It is important for parents to talk to their children about puberty. For children with special educational needs and disabilities it is important break down the information, trying not to tell them everything there is to know about puberty all at once. Leave time for them to reflect on the information and come back to you with their questions. For some useful advice take a look at the National Autistic Society – sex education and puberty.
Stages of puberty: what happens to boys and girls
Early or delayed puberty
Puberty and disabled teens
Paediatric and Speech and Language Therapy
The Integrated Paediatric Therapy Service includes Speech and Language Therapy (SALT), Physiotherapy and Occupational Therapy for children, young people and their families who live, or go to school, in Hull or the East Riding of Yorkshire. Our service provides a range of assessments and therapeutic interventions which can impact upon educational outcomes.

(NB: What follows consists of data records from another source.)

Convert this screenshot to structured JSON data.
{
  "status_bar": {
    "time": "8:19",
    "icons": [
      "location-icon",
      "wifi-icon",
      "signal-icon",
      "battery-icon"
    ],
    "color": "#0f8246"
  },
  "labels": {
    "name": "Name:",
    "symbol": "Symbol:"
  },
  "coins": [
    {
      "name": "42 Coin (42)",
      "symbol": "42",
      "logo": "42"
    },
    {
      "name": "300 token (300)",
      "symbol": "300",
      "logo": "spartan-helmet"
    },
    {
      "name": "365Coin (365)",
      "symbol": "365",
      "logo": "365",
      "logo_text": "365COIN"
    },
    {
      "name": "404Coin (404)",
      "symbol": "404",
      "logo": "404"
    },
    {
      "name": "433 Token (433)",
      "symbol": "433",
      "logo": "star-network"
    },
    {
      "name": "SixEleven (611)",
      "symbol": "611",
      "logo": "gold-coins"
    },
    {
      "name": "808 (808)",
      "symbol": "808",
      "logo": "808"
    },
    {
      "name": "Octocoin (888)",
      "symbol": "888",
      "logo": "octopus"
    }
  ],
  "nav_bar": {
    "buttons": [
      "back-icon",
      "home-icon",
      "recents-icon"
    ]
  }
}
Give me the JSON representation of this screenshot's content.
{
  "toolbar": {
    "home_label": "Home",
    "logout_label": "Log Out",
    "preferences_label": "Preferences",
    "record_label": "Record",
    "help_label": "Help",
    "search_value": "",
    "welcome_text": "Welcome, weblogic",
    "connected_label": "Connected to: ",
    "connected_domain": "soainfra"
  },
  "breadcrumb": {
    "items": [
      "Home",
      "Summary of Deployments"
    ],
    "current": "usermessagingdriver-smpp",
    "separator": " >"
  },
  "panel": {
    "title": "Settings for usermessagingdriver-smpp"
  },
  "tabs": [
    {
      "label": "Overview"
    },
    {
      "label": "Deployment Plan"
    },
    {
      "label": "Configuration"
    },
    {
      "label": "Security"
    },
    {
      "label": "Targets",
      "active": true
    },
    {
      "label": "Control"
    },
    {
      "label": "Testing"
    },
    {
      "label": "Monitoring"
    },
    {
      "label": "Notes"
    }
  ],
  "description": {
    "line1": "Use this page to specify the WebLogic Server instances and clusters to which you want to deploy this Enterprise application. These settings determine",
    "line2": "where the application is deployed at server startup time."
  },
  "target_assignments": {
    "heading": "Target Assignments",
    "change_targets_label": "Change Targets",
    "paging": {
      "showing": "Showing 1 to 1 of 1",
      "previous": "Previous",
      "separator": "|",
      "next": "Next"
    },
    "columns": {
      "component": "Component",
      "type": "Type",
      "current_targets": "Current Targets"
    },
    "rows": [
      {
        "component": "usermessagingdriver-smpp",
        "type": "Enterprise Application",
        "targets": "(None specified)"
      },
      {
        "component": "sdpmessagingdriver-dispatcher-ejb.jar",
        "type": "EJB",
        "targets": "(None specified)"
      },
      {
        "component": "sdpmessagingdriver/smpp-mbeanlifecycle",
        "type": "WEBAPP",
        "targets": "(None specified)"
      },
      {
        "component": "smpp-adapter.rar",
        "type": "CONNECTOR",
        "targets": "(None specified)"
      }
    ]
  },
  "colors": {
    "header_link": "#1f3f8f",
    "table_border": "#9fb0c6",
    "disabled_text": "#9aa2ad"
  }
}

What do they offer?
Referrals come through our Single Point of Access Service, where they are assessed and, if appropriate, accepted. An appointment is then offered for an initial assessment.
During the appointment you and a clinician will work together to think about the issue and what or who might help.
Services provided could include;
- individual therapy
- advice and support to parents/carers and other professionals
- group work (such as parenting groups or gym sessions)
- specialist assessments (for example Autistic Spectrum Conditions)
- training opportunities for parents, carers and other professionals.
For more information about Children’s Physiotherapy please click here.
For more information about Children’s Occupational Therapy please click here.
For more information about referrals to Children’s Speech and Language Therapy (Hull and East Yorkshire) please click here.
For more information about referrals to Children’s Speech and Language Therapy (York) please click here.
Many people with additional or complex needs, including children and young people on the autism spectrum, find it hard to process everyday sensory information. These sensory differences can affect behaviour, and can profoundly affect their daily life. The National Autistic Society has some useful advice around sensory differences and the environment and surroundings.
Obsessions, repetitive behaviour and routines
Connect Specialist Therapy Services
DSI Service – Sensory Integration Therapy
Sleep is essential to children’s health and growth. Sleep promotes alertness, memory and performance. When a child gets the right amount of sleep they are more to be alert and active, and are less prone to behavioral problems. That is why it is important for parents/carers to help their child to develop good sleep habits from an early age. The NHS has some healthy sleep tips for children and guidance to how much sleep children need. A relaxing bedtime routine is one important way to help your child get a good night’s sleep and The Sleep Council has Seven Steps To A Better Night’s Sleep, as well as other great advice for parents. Family Lives also has some useful tips to aid sleep for children with disabilities and additional needs, click here to learn more.
Playing outside is really important for a child’s development. It’s how they learn about the world around them. However, too much direct sun can cause risks such as skin cancer later on in life. Sunburn can also cause pain and considerate discomfort for children. The NHS recommends that all children should have their skin protected from March to October in the UK. To learn more about sun safety click here.
Sunscreen and sun safety
How to get vitamin D from sunlight